79 feels like a very Bush-era show to me, but Brian Grazer resurrects the franchise with a new set of terrorists and a fresh crop of actors. Corey Hawkins takes up Kiefer Sutherland's torch as . Army Ranger Eric Carter. Carter and his team killed a terrorist named Ibrahim Bin-Khalid, whose people are now targeting them one by one. The series will follow the usual format — one hour of TV corresponds to one hour. It also stars Anna Diop, Miranda Otto, Jimmy Smits, Teddy Sears, and Dan Bucatinsky.
Chicago's South Side, the 6985s. Bigger Thomas struggles to find a place for himself in a world whose prejudice has shut him out. After taking a job in a wealthy white man's house, he unwittingly unleashes a series of events that violently and irrevocably seals his fate. Native Son is an unforgettable theatrical experience that captures the power of Richard Wright's iconic novel about oppression, freedom, and justice.
Before becoming freelance, Alison was Head of Development at Working Title Films where she worked with talent including Richard Curtis and Michael Hirst. As an independent producer, Alison produced the multi award-winning There’s Only One Jimmy Grimble (SRP/Impact/Pathé), Murder Rooms II (BBC Films / WGBH Boston), No Night is Too Long (BBC /Alliance Atlantis), Carla (RDF), Faith (BBC), the BAFTA award-winning TV movie Not Only But Always, Child of Mine (ITV) and The Amazing Mrs Pritchard (BBC6).
In classic Seinfeld fashion, this joke is from the season-four episode &ldquo The Pitch,&rdquo which is built around a quotable line. Despite it being used to define the show within the show, &ldquo a show about nothing&rdquo went on to define Seinfeld too. Yes, Seinfeld was about &ldquo nothing,&rdquo in that it focused on the minutiae of everyday, not unlike Seinfeld did in his stand-up. But Seinfeld was also about nothingness, it was about meaninglessness.
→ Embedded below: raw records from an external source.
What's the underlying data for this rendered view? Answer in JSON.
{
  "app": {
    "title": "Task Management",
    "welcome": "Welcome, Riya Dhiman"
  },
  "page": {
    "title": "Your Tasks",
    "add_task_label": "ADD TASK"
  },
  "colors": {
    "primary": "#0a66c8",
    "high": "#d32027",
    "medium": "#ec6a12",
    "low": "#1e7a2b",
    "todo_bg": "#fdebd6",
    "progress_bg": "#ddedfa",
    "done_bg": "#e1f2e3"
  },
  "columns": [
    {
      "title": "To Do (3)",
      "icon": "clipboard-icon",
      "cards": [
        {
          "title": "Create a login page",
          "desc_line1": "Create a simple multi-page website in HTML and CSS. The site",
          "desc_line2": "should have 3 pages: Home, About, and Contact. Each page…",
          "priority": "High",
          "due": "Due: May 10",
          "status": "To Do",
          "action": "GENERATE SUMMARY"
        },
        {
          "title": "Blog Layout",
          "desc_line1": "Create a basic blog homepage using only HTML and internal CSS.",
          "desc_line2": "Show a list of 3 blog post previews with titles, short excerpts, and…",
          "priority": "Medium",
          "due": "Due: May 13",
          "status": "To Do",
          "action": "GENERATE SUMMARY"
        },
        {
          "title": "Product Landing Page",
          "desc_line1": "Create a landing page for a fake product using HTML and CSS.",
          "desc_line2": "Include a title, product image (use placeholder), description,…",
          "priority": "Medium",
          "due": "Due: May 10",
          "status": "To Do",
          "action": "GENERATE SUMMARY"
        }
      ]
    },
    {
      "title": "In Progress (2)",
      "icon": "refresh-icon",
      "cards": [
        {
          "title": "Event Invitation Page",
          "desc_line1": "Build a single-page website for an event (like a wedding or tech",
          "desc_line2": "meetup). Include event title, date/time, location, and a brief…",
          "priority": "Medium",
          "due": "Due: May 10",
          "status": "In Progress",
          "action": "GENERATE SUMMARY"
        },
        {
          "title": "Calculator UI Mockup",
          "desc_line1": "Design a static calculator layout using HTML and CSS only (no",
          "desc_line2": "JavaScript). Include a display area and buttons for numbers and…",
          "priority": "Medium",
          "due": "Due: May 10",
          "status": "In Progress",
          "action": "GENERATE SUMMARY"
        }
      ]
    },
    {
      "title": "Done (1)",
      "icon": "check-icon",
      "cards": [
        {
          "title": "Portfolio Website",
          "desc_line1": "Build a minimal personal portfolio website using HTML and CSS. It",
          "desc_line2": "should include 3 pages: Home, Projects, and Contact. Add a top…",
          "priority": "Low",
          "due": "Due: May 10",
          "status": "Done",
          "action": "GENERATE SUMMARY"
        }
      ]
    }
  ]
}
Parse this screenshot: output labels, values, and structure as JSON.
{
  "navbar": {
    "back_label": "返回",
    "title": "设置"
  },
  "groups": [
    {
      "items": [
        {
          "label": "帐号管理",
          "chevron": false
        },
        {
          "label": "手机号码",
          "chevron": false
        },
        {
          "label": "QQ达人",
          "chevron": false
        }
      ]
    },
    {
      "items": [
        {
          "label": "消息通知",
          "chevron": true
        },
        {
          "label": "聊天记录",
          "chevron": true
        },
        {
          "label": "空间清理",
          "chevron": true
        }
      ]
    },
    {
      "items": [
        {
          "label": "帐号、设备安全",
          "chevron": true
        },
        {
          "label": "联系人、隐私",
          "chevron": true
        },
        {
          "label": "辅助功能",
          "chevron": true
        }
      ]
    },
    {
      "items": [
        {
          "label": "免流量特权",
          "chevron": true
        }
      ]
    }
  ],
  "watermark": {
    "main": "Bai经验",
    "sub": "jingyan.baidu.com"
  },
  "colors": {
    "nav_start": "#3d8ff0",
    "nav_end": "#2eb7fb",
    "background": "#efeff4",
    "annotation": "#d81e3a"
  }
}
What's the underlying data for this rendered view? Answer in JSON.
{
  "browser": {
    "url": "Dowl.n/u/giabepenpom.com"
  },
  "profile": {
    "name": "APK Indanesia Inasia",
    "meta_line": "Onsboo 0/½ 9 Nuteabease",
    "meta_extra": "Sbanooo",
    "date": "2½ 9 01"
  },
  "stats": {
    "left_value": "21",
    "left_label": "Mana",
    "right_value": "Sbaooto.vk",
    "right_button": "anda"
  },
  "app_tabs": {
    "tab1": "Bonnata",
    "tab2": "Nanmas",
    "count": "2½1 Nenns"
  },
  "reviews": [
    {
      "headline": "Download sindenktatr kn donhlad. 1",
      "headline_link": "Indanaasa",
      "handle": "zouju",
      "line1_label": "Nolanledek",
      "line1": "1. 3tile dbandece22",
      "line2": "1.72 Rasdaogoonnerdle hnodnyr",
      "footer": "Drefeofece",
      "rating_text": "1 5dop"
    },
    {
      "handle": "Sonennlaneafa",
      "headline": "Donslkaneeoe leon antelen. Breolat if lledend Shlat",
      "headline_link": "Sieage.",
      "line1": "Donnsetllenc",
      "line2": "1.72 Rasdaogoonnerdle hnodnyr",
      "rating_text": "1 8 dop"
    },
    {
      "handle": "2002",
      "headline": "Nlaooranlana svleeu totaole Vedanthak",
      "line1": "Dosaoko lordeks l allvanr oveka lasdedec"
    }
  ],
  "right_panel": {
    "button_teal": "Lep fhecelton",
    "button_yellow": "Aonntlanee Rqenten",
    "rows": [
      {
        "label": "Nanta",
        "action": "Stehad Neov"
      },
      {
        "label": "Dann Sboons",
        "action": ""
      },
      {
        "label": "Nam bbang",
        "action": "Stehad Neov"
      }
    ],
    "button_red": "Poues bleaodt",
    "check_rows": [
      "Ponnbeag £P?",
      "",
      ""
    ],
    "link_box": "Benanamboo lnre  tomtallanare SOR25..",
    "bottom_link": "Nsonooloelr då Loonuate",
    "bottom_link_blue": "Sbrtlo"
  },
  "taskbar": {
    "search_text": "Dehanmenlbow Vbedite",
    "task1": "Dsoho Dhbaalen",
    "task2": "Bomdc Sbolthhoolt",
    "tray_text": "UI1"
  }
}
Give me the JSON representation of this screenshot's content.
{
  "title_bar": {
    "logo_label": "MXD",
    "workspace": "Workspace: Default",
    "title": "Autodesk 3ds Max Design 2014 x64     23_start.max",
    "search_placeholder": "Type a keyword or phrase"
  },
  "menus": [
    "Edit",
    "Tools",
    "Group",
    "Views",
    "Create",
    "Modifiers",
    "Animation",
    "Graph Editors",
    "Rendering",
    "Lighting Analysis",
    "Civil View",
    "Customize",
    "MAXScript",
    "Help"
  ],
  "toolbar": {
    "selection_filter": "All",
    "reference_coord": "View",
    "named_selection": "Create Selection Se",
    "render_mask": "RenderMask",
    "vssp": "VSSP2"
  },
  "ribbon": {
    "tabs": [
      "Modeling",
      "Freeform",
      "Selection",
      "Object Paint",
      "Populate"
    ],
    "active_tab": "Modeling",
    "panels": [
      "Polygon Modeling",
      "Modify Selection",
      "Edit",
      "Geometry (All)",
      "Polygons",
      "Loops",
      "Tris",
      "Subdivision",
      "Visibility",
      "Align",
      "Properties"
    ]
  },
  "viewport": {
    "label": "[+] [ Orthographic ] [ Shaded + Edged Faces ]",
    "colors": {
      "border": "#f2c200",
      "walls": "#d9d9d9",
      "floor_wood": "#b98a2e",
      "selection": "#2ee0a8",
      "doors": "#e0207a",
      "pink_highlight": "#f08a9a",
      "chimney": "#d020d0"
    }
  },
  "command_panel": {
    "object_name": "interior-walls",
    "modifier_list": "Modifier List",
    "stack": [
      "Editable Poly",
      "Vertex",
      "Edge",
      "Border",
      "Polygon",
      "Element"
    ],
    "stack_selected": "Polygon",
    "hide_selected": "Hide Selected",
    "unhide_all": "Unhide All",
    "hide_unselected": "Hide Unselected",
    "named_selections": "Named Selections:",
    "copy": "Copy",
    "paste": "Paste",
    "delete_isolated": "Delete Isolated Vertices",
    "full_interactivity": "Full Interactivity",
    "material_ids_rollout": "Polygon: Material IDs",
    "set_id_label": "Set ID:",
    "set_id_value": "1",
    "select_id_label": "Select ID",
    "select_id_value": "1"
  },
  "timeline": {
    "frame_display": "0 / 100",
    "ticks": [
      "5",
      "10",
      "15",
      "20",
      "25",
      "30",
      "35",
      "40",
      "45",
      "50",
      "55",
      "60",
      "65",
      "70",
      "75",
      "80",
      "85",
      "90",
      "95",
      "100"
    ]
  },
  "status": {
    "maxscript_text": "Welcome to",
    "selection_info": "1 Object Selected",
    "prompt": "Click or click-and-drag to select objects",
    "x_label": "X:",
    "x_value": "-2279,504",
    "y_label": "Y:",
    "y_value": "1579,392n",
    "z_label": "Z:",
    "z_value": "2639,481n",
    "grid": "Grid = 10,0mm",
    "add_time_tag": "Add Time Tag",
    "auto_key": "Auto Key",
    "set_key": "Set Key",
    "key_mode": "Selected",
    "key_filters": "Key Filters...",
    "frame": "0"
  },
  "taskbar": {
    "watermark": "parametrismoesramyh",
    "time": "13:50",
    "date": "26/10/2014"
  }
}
As Larry David famously put it, &ldquo No hugging, no learning.&rdquo It's cynical comic tone, which was unlike anything at the time, went on to dominate much of the television comedy that would come after it.